[[ Provided data open ]]

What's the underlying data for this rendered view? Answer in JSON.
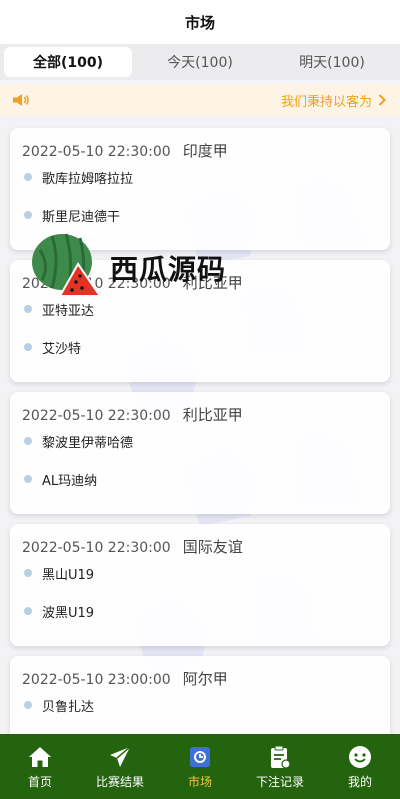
{
  "header": {
    "title": "市场"
  },
  "tabs": [
    {
      "label": "全部(100)",
      "active": true
    },
    {
      "label": "今天(100)",
      "active": false
    },
    {
      "label": "明天(100)",
      "active": false
    }
  ],
  "notice": {
    "icon": "speaker-icon",
    "text": "我们秉持以客为",
    "arrow_icon": "chevron-right-icon",
    "color": "#f0a020"
  },
  "matches": [
    {
      "time": "2022-05-10 22:30:00",
      "league": "印度甲",
      "home": "歌库拉姆喀拉拉",
      "away": "斯里尼迪德干"
    },
    {
      "time": "2022-05-10 22:30:00",
      "league": "利比亚甲",
      "home": "亚特亚达",
      "away": "艾沙特"
    },
    {
      "time": "2022-05-10 22:30:00",
      "league": "利比亚甲",
      "home": "黎波里伊蒂哈德",
      "away": "AL玛迪纳"
    },
    {
      "time": "2022-05-10 22:30:00",
      "league": "国际友谊",
      "home": "黑山U19",
      "away": "波黑U19"
    },
    {
      "time": "2022-05-10 23:00:00",
      "league": "阿尔甲",
      "home": "贝鲁扎达",
      "away": ""
    }
  ],
  "watermark": {
    "text": "西瓜源码",
    "icon": "watermelon-icon"
  },
  "tabbar": [
    {
      "label": "首页",
      "icon": "home-icon",
      "active": false
    },
    {
      "label": "比赛结果",
      "icon": "paper-plane-icon",
      "active": false
    },
    {
      "label": "市场",
      "icon": "market-icon",
      "active": true
    },
    {
      "label": "下注记录",
      "icon": "clipboard-icon",
      "active": false
    },
    {
      "label": "我的",
      "icon": "smiley-icon",
      "active": false
    }
  ],
  "colors": {
    "tabbar_bg": "#25640f",
    "active_label": "#f5c542",
    "dot": "#b9cfe4"
  }
}
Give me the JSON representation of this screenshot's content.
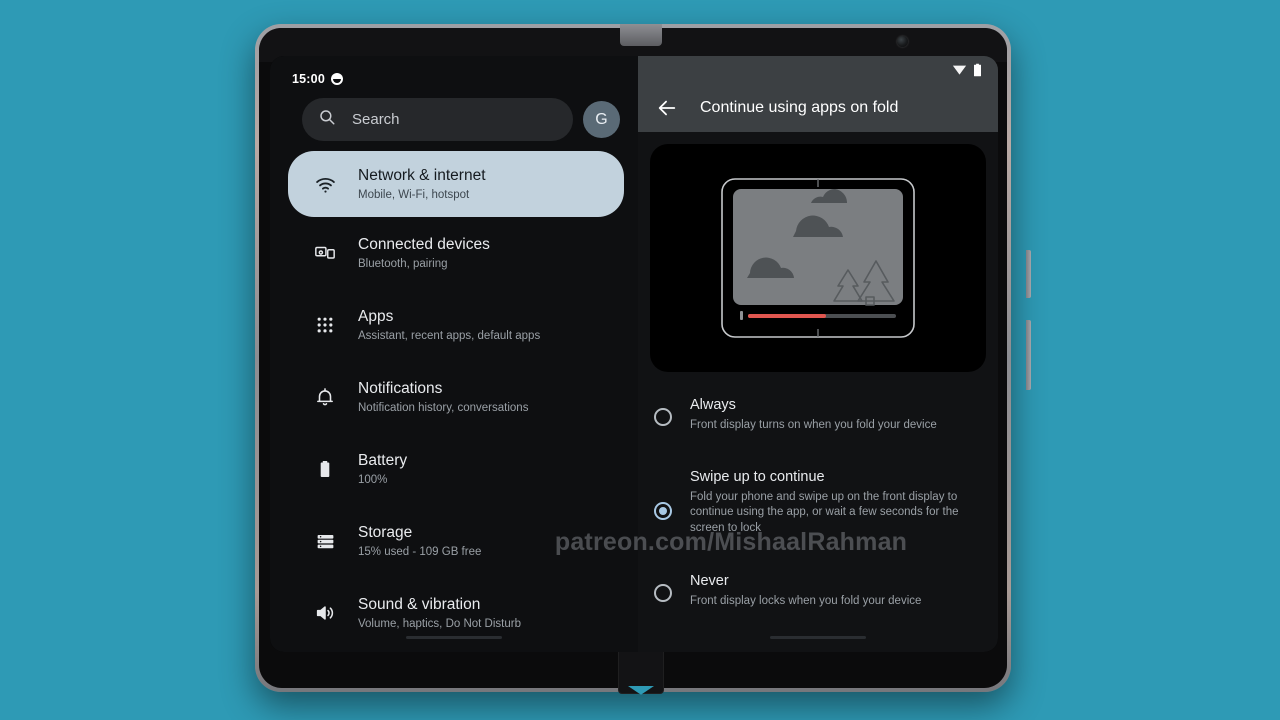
{
  "theme": {
    "background_color": "#2e9ab5",
    "screen_background": "#000000",
    "left_pane_bg": "#0e0f11",
    "right_pane_bg": "#111214",
    "appbar_bg": "#3c4043",
    "selected_row_bg": "#c2d2dd",
    "accent_radio": "#a8c8e4",
    "progress_bar_color": "#e0564f"
  },
  "status_bar": {
    "clock": "15:00",
    "clock_badge_icon": "alarm-dot-icon",
    "wifi_icon": "wifi-icon",
    "battery_icon": "battery-icon"
  },
  "search": {
    "placeholder": "Search",
    "search_icon": "search-icon",
    "avatar_label": "G"
  },
  "settings_list": [
    {
      "title": "Network & internet",
      "subtitle": "Mobile, Wi-Fi, hotspot",
      "icon": "wifi-icon",
      "selected": true
    },
    {
      "title": "Connected devices",
      "subtitle": "Bluetooth, pairing",
      "icon": "connected-devices-icon",
      "selected": false
    },
    {
      "title": "Apps",
      "subtitle": "Assistant, recent apps, default apps",
      "icon": "apps-grid-icon",
      "selected": false
    },
    {
      "title": "Notifications",
      "subtitle": "Notification history, conversations",
      "icon": "bell-icon",
      "selected": false
    },
    {
      "title": "Battery",
      "subtitle": "100%",
      "icon": "battery-icon",
      "selected": false
    },
    {
      "title": "Storage",
      "subtitle": "15% used - 109 GB free",
      "icon": "storage-icon",
      "selected": false
    },
    {
      "title": "Sound & vibration",
      "subtitle": "Volume, haptics, Do Not Disturb",
      "icon": "volume-icon",
      "selected": false
    }
  ],
  "detail": {
    "back_icon": "back-arrow-icon",
    "title": "Continue using apps on fold",
    "illustration": {
      "name": "foldable-video-playback-illustration",
      "scene_icons": [
        "cloud-icon",
        "cloud-icon",
        "cloud-icon",
        "tree-icon",
        "tree-icon"
      ],
      "progress_percent": 52
    },
    "options": [
      {
        "title": "Always",
        "subtitle": "Front display turns on when you fold your device",
        "selected": false
      },
      {
        "title": "Swipe up to continue",
        "subtitle": "Fold your phone and swipe up on the front display to continue using the app, or wait a few seconds for the screen to lock",
        "selected": true
      },
      {
        "title": "Never",
        "subtitle": "Front display locks when you fold your device",
        "selected": false
      }
    ]
  },
  "watermark": {
    "text": "patreon.com/MishaalRahman"
  }
}
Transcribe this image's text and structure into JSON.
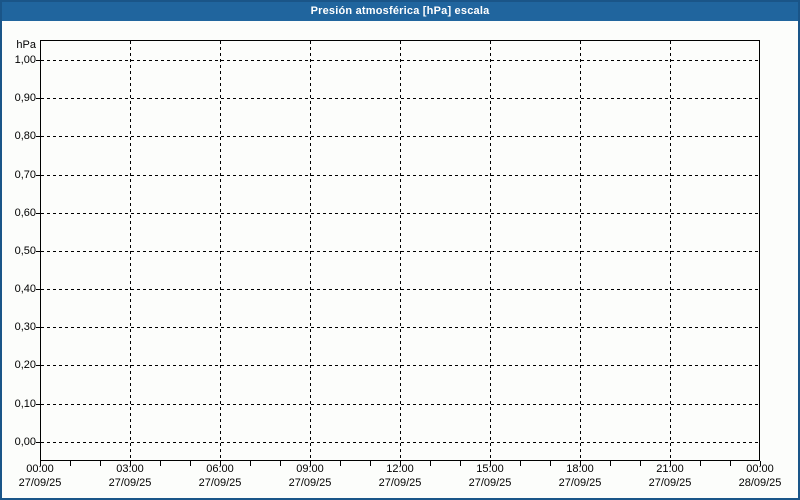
{
  "window": {
    "title": "Presión atmosférica [hPa] escala"
  },
  "colors": {
    "header_bg": "#20659e",
    "title_text": "#ffffff",
    "window_border": "#1a5588",
    "background": "#fcfdfb",
    "plot_border": "#000000",
    "grid": "#000000",
    "text": "#000000"
  },
  "chart_data": {
    "type": "line",
    "title": "Presión atmosférica [hPa] escala",
    "unit_label": "hPa",
    "series": [],
    "plot_empty": true,
    "grid": true,
    "legend": false,
    "y_axis": {
      "min": 0.0,
      "max": 1.0,
      "step": 0.1,
      "tick_labels": [
        "1,00",
        "0,90",
        "0,80",
        "0,70",
        "0,60",
        "0,50",
        "0,40",
        "0,30",
        "0,20",
        "0,10",
        "0,00"
      ]
    },
    "x_axis": {
      "start": "27/09/25 00:00",
      "end": "28/09/25 00:00",
      "major_tick_hours": 3,
      "minor_tick_hours": 1,
      "ticks": [
        {
          "time": "00:00",
          "date": "27/09/25"
        },
        {
          "time": "03:00",
          "date": "27/09/25"
        },
        {
          "time": "06:00",
          "date": "27/09/25"
        },
        {
          "time": "09:00",
          "date": "27/09/25"
        },
        {
          "time": "12:00",
          "date": "27/09/25"
        },
        {
          "time": "15:00",
          "date": "27/09/25"
        },
        {
          "time": "18:00",
          "date": "27/09/25"
        },
        {
          "time": "21:00",
          "date": "27/09/25"
        },
        {
          "time": "00:00",
          "date": "28/09/25"
        }
      ]
    }
  }
}
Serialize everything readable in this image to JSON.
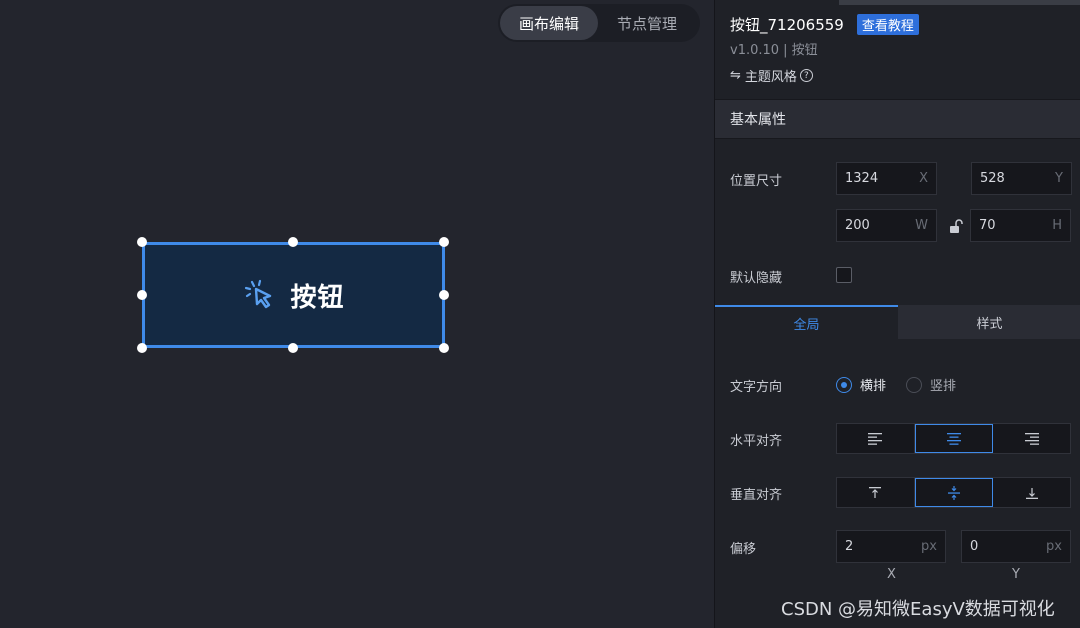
{
  "canvas": {
    "modes": [
      {
        "label": "画布编辑",
        "active": true
      },
      {
        "label": "节点管理",
        "active": false
      }
    ],
    "button": {
      "label": "按钮"
    }
  },
  "panel": {
    "component_name": "按钮_71206559",
    "tutorial_label": "查看教程",
    "version": "v1.0.10 | 按钮",
    "theme_label": "主题风格",
    "section_title": "基本属性",
    "position_size": {
      "label": "位置尺寸",
      "x": {
        "value": "1324",
        "unit": "X"
      },
      "y": {
        "value": "528",
        "unit": "Y"
      },
      "w": {
        "value": "200",
        "unit": "W"
      },
      "h": {
        "value": "70",
        "unit": "H"
      }
    },
    "default_hidden": {
      "label": "默认隐藏",
      "checked": false
    },
    "subtabs": [
      {
        "label": "全局",
        "active": true
      },
      {
        "label": "样式",
        "active": false
      }
    ],
    "text_direction": {
      "label": "文字方向",
      "options": [
        {
          "label": "横排",
          "selected": true
        },
        {
          "label": "竖排",
          "selected": false
        }
      ]
    },
    "h_align": {
      "label": "水平对齐",
      "selected": "center"
    },
    "v_align": {
      "label": "垂直对齐",
      "selected": "middle"
    },
    "offset": {
      "label": "偏移",
      "x": {
        "value": "2",
        "unit": "px",
        "caption": "X"
      },
      "y": {
        "value": "0",
        "unit": "px",
        "caption": "Y"
      }
    }
  },
  "watermark": "CSDN @易知微EasyV数据可视化",
  "colors": {
    "accent": "#3f8ae8",
    "button_fill": "#142943",
    "panel_bg": "#1f2127",
    "canvas_bg": "#23252d"
  }
}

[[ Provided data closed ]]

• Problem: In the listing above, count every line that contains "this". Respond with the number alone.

• Solution to the problem: 4